Service dog at work
When it comes to caring for “man’s best friend,” there is an overwhelming amount of information available to dog owners – some good and some bad.

In an effort to make sure canine enthusiasts have access to the most advanced, modern and scientifically-supported approaches to dog handling and training, the West Virginia University Davis College of Agriculture, Natural Resources and Design has created a new online course available through WVU Continuing Professional Education.

Dog Training Foundations presents an overview of canine development, health and behavior, providing students with the fundamentals of all things dog - from how they see the world and communicate to the fundamentals of the most advanced behavior training techniques.

“This course offers knowledge above and beyond what typical dog training classes offer,” said Lindsay Parenti, visiting instructor in the Division of Animal and Nutritional Sciences. “Education about modern dog training techniques is lacking and there is conflicting information available to pet owners and those interested in training dogs. This course will help to spread awareness of the most up-to-date, ethical, and scientifically-based behavior modification techniques for dogs.”

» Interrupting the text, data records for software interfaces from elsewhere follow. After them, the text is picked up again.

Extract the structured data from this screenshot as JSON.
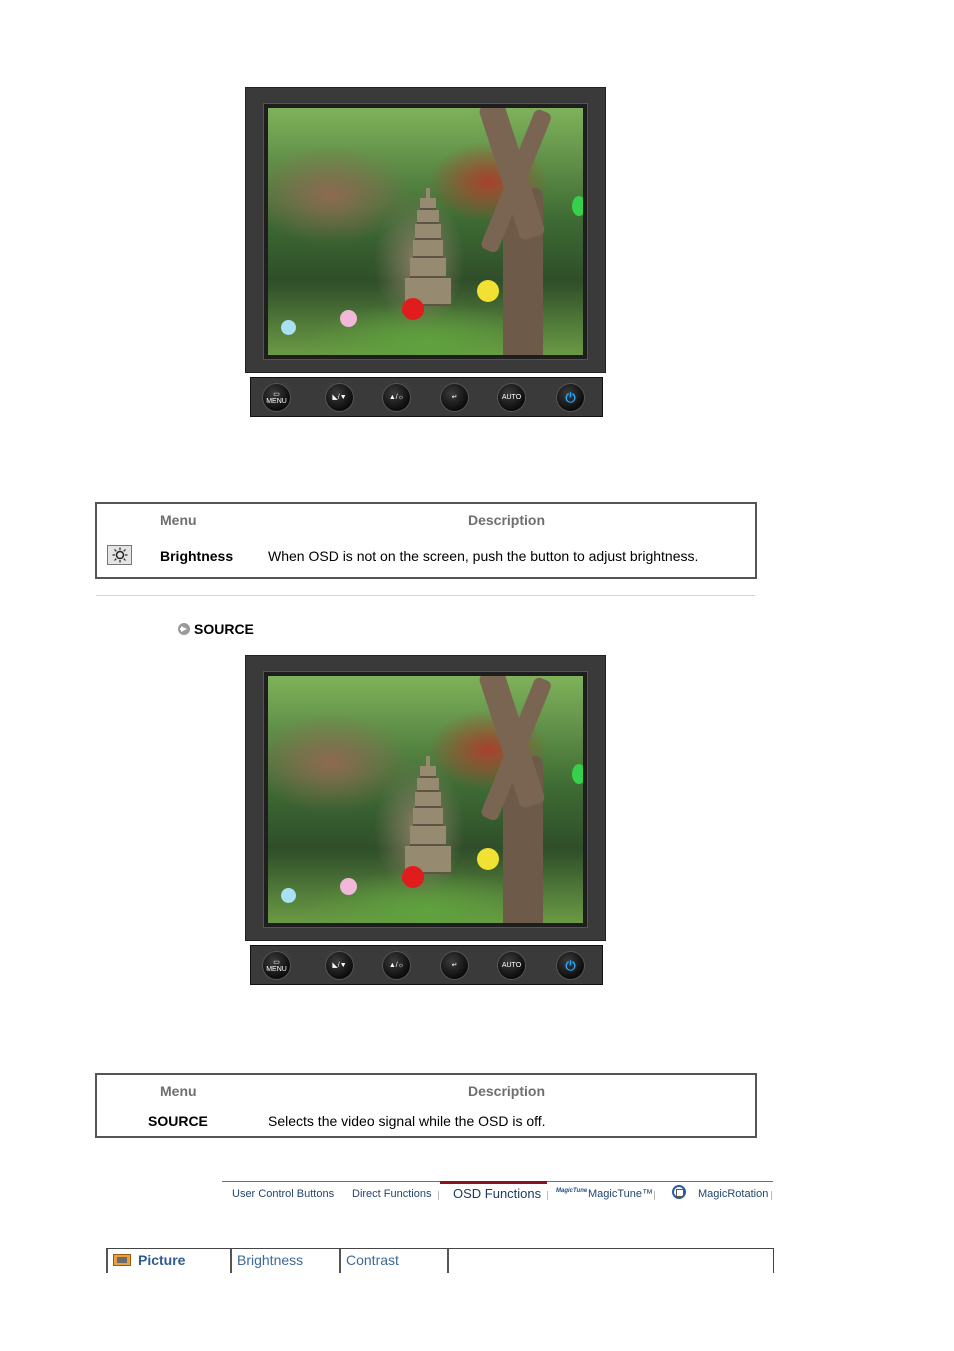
{
  "monitor_buttons": [
    {
      "icon": "menu-icon",
      "label": "MENU",
      "glyph": "▭"
    },
    {
      "icon": "magicbright-down-icon",
      "label": "",
      "glyph": "◣/▼"
    },
    {
      "icon": "up-brightness-icon",
      "label": "",
      "glyph": "▲/☼"
    },
    {
      "icon": "enter-source-icon",
      "label": "",
      "glyph": "↵"
    },
    {
      "icon": "auto-icon",
      "label": "AUTO",
      "glyph": ""
    },
    {
      "icon": "power-icon",
      "label": "",
      "glyph": "⏻"
    }
  ],
  "brightness_table": {
    "header_menu": "Menu",
    "header_description": "Description",
    "row": {
      "icon": "brightness-sun-icon",
      "menu": "Brightness",
      "description": "When OSD is not on the screen, push the button to adjust brightness."
    }
  },
  "source_section": {
    "heading": "SOURCE",
    "heading_icon": "arrow-circle-icon"
  },
  "source_table": {
    "header_menu": "Menu",
    "header_description": "Description",
    "row": {
      "menu": "SOURCE",
      "description": "Selects the video signal while the OSD is off."
    }
  },
  "nav": {
    "items": [
      {
        "label": "User Control Buttons",
        "active": false
      },
      {
        "label": "Direct Functions",
        "active": false
      },
      {
        "label": "OSD Functions",
        "active": true
      },
      {
        "label": "MagicTune™",
        "active": false,
        "logo": "MagicTune"
      },
      {
        "label": "MagicRotation",
        "active": false
      }
    ],
    "active_color": "#8b1220"
  },
  "sub_tabs": [
    {
      "label": "Picture",
      "active": true,
      "icon": "picture-icon"
    },
    {
      "label": "Brightness",
      "active": false
    },
    {
      "label": "Contrast",
      "active": false
    }
  ]
}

And, according to Parenti, understanding the science behind behavior modification techniques allows students to solve a variety of behavioral concerns as opposed to a recipe-style format of dog training.

Topics to be discussed include dog development, socialization, nutrition, health care, training techniques, housetraining, prevention of aggression and other behavior problems, and ethical principles related to dog training.

“Ultimately, those successfully completing the course will be better able to understand and provide for the canine family members,” she said.

An associate certified animal behavior consultant and certified service dog trainer, Parenti has extensive knowledge and experience in training dogs – including service and therapy dogs. She designed and currently teaches three popular WVU courses that focus on assistance animals: Service Dog Training, Animal Assisted Interventions, and Animal Learning.

In addition to empowering canine owners, the course will also cover the different types of assistance animals, what they do and laws surrounding their use in society.

After successfully completing the online Dog Training Foundations course, individuals interested in volunteering for or receiving a dog from Hearts of Gold, a local nonprofit organization that raises, trains and places dogs to assist people with disabilities, will be able to register for a workshop to further develop their dog training skills with hands-on practice.

The three-week course begins June 25. The cost of the course is $549.

For more information and to register, visit https://continuinged.wvu.edu/.


CONTACT: Lindsay Willey, WVU Davis College of Agriculture, Natural Resources and Design 304-293-2381; Lindsay.Willey@mail.wvu.edu